There’s little doubt that the Rev. Martin Luther King. Jr. was far ahead of his time. He waged an urgent fight for civil rights when white America told people of color to wait patiently for change to come. He protested the Vietnam War and fought for income equality when neither of these actions were trendy. And during a time when homosexuality was largely regarded as a disorder of sorts, King included an openly gay man among his group of advisors. Taken collectively, does this information mean that King would’ve supported gay rights had he lived to see the 21st century? Many believe he would have.
No Anti-Gay Recordp>Given that homosexuality remained a largely taboo subject in the mid 20th century, it’s difficult to find public statements King made about gays and lesbians. There is at least one, however. Michael Long’s book, I Must Resist: Bayard Rustin’s Life in Letters, features how the minister responded to a closeted youth who wrote to King about how to handle his same-sex attraction. At the time, 1958, King penned an advice column for Ebony magazine. The boy asked him, “I am a boy, but I feel about boys the way I ought to feel about girls. I don't want my parents to know about me. What can I do?”
King didn’t call the boy a sinner or otherwise disparage him. Instead, he told the youth that his feelings weren’t unusual. He did seem to regard the boy’s feelings as a problem, though. King remarked, “The type of feeling that you have toward boys is probably not an innate tendency, but something that has been culturally acquired. You are already on the right road toward a solution, since you honestly recognize the problem and have a desire to solve it.”
Of course, during King’s lifetime the medical community did regard homosexuality as a problem. Homosexuals received treatment for their “problem,” so it’s not surprising that King viewed the issue through this lens. What stands out is that King didn’t condemn the boy nor did he view homosexuality to be such a problem that he excluded gay people from his circle of confidants.
King’s Gay Advisor
The gay community in the United States was largely disheartened when Republican presidential candidate Mitt Romney allowed Richard Grenell, his openly gay foreign policy and national security spokesman to resign due to the objections of the religious right. Five decades earlier, however, the Rev. Martin Luther King allowed an openly gay civil rights activist named Bayard Rustin to serve as his advisor. Rustin played a pivotal role in organizing the 1963 March on Washington and other seminal events during the civil rights movement. Although King reportedly received criticism for aligning himself so closely with an out gay man, he didn’t bow to their prejudice.
King’s Contemporaries Have Backed Gay Rights
During King’s day, terms such as marriage equality and gay rights had yet to enter mainstream America’s lexicon. Moreover, the Stonewall Riots of 1969, which put the struggle for gay rights on the national stage for the first time, took place the year after King’s assassination. In short, King likely never pondered gay rights in the same way he pondered rights for poor people or for racial minorities. Had he lived to old age, he very well may have come out in support of gay rights. His contemporaries certainly have.

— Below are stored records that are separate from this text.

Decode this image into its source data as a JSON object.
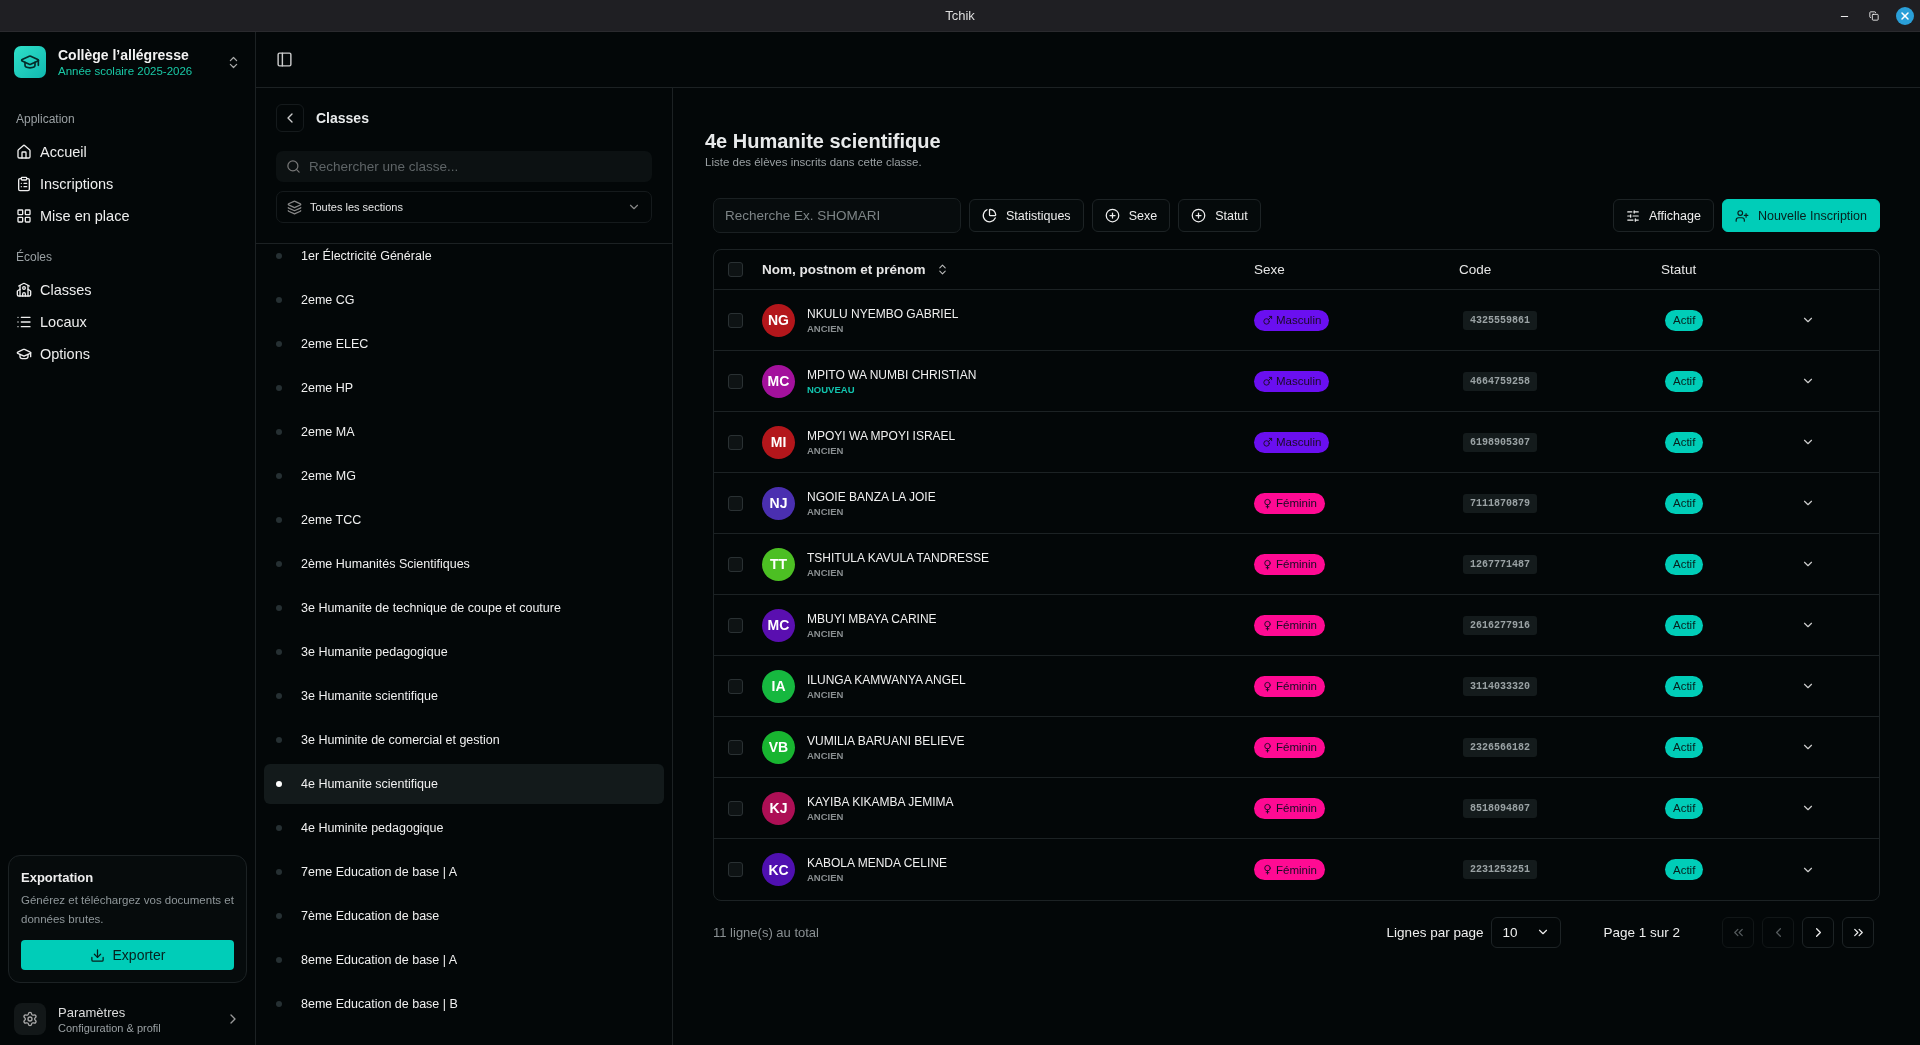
{
  "window": {
    "title": "Tchik"
  },
  "sidebar": {
    "school": {
      "name": "Collège l’allégresse",
      "year": "Année scolaire 2025-2026"
    },
    "groups": [
      {
        "label": "Application",
        "items": [
          {
            "kind": "home",
            "label": "Accueil",
            "selected": false
          },
          {
            "kind": "clipboard",
            "label": "Inscriptions",
            "selected": false
          },
          {
            "kind": "grid",
            "label": "Mise en place",
            "selected": false
          }
        ]
      },
      {
        "label": "Écoles",
        "items": [
          {
            "kind": "school",
            "label": "Classes",
            "selected": false
          },
          {
            "kind": "list",
            "label": "Locaux",
            "selected": false
          },
          {
            "kind": "cap",
            "label": "Options",
            "selected": false
          }
        ]
      }
    ],
    "export_card": {
      "title": "Exportation",
      "text": "Générez et téléchargez vos documents et données brutes.",
      "button": "Exporter"
    },
    "settings": {
      "title": "Paramètres",
      "subtitle": "Configuration & profil"
    }
  },
  "classes_panel": {
    "title": "Classes",
    "search": {
      "placeholder": "Rechercher une classe..."
    },
    "section_filter": "Toutes les sections",
    "items": [
      {
        "label": "1er Électricité Générale",
        "selected": false
      },
      {
        "label": "2eme CG",
        "selected": false
      },
      {
        "label": "2eme ELEC",
        "selected": false
      },
      {
        "label": "2eme HP",
        "selected": false
      },
      {
        "label": "2eme MA",
        "selected": false
      },
      {
        "label": "2eme MG",
        "selected": false
      },
      {
        "label": "2eme TCC",
        "selected": false
      },
      {
        "label": "2ème Humanités Scientifiques",
        "selected": false
      },
      {
        "label": "3e Humanite de technique de coupe et couture",
        "selected": false
      },
      {
        "label": "3e Humanite pedagogique",
        "selected": false
      },
      {
        "label": "3e Humanite scientifique",
        "selected": false
      },
      {
        "label": "3e Huminite de comercial et gestion",
        "selected": false
      },
      {
        "label": "4e Humanite scientifique",
        "selected": true
      },
      {
        "label": "4e Huminite pedagogique",
        "selected": false
      },
      {
        "label": "7eme Education de base | A",
        "selected": false
      },
      {
        "label": "7ème Education de base",
        "selected": false
      },
      {
        "label": "8eme Education de base | A",
        "selected": false
      },
      {
        "label": "8eme Education de base | B",
        "selected": false
      }
    ]
  },
  "main": {
    "title": "4e Humanite scientifique",
    "subtitle": "Liste des élèves inscrits dans cette classe.",
    "toolbar": {
      "search": {
        "placeholder": "Recherche Ex. SHOMARI"
      },
      "filters": [
        {
          "kind": "chart",
          "label": "Statistiques"
        },
        {
          "kind": "add",
          "label": "Sexe"
        },
        {
          "kind": "add",
          "label": "Statut"
        }
      ],
      "view_button": "Affichage",
      "new_button": "Nouvelle Inscription"
    },
    "table": {
      "select_all": {
        "checked": false
      },
      "columns": [
        "Nom, postnom et prénom",
        "Sexe",
        "Code",
        "Statut"
      ],
      "rows": [
        {
          "initials": "NG",
          "color": "#b3161b",
          "name": "NKULU NYEMBO GABRIEL",
          "tag": "ANCIEN",
          "is_new": false,
          "kind": "male",
          "sex": "Masculin",
          "code": "4325559861",
          "status": "Actif",
          "checked": false
        },
        {
          "initials": "MC",
          "color": "#a3119c",
          "name": "MPITO WA NUMBI CHRISTIAN",
          "tag": "NOUVEAU",
          "is_new": true,
          "kind": "male",
          "sex": "Masculin",
          "code": "4664759258",
          "status": "Actif",
          "checked": false
        },
        {
          "initials": "MI",
          "color": "#b3161b",
          "name": "MPOYI WA MPOYI ISRAEL",
          "tag": "ANCIEN",
          "is_new": false,
          "kind": "male",
          "sex": "Masculin",
          "code": "6198905307",
          "status": "Actif",
          "checked": false
        },
        {
          "initials": "NJ",
          "color": "#4a2fb0",
          "name": "NGOIE BANZA LA JOIE",
          "tag": "ANCIEN",
          "is_new": false,
          "kind": "female",
          "sex": "Féminin",
          "code": "7111870879",
          "status": "Actif",
          "checked": false
        },
        {
          "initials": "TT",
          "color": "#4cbf23",
          "name": "TSHITULA KAVULA TANDRESSE",
          "tag": "ANCIEN",
          "is_new": false,
          "kind": "female",
          "sex": "Féminin",
          "code": "1267771487",
          "status": "Actif",
          "checked": false
        },
        {
          "initials": "MC",
          "color": "#5a0fb0",
          "name": "MBUYI MBAYA CARINE",
          "tag": "ANCIEN",
          "is_new": false,
          "kind": "female",
          "sex": "Féminin",
          "code": "2616277916",
          "status": "Actif",
          "checked": false
        },
        {
          "initials": "IA",
          "color": "#16b83f",
          "name": "ILUNGA KAMWANYA ANGEL",
          "tag": "ANCIEN",
          "is_new": false,
          "kind": "female",
          "sex": "Féminin",
          "code": "3114033320",
          "status": "Actif",
          "checked": false
        },
        {
          "initials": "VB",
          "color": "#18b530",
          "name": "VUMILIA BARUANI BELIEVE",
          "tag": "ANCIEN",
          "is_new": false,
          "kind": "female",
          "sex": "Féminin",
          "code": "2326566182",
          "status": "Actif",
          "checked": false
        },
        {
          "initials": "KJ",
          "color": "#ad0f55",
          "name": "KAYIBA KIKAMBA JEMIMA",
          "tag": "ANCIEN",
          "is_new": false,
          "kind": "female",
          "sex": "Féminin",
          "code": "8518094807",
          "status": "Actif",
          "checked": false
        },
        {
          "initials": "KC",
          "color": "#4f10b0",
          "name": "KABOLA MENDA CELINE",
          "tag": "ANCIEN",
          "is_new": false,
          "kind": "female",
          "sex": "Féminin",
          "code": "2231253251",
          "status": "Actif",
          "checked": false
        }
      ]
    },
    "footer": {
      "total": "11 ligne(s) au total",
      "rows_label": "Lignes par page",
      "rows_value": "10",
      "page": "Page 1 sur 2",
      "nav": [
        {
          "kind": "first",
          "disabled": true
        },
        {
          "kind": "prev",
          "disabled": true
        },
        {
          "kind": "next",
          "disabled": false
        },
        {
          "kind": "last",
          "disabled": false
        }
      ]
    }
  }
}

The late Coretta Scott King announced her support of gay marriage in 2004, two years before her death. She remarked during a speech at The Richard Stockton College of New Jersey, “Gay and lesbian people have families, and their families should have legal protection, whether by marriage or civil union. A constitutional amendment banning same-sex marriages is a form of gay bashing and it would do nothing at all to protect traditional marriages.”
The Rev. Joseph Lowery, the civil rights activist who co-founded the Southern Christian Leadership Conference with King, openly backed marriage equality in May 2012. “Frankly, I couldn’t imagine myself denying a right to my neighbor, my fellow citizen, that I enjoy myself,” he said during an interview with the Rev. Al Sharpton on MSNBC. “I don’t think you can say we believe in equal rights for some people, but not for others. I think that’s what they call an oxymoron. If you believe in equal rights, you help grant them to all of the people. …Basically it’s a civil-rights issue. It’s under the law that we have the right to affect a union, a covenant, a relationship, a marriage if you will, between two consenting people.”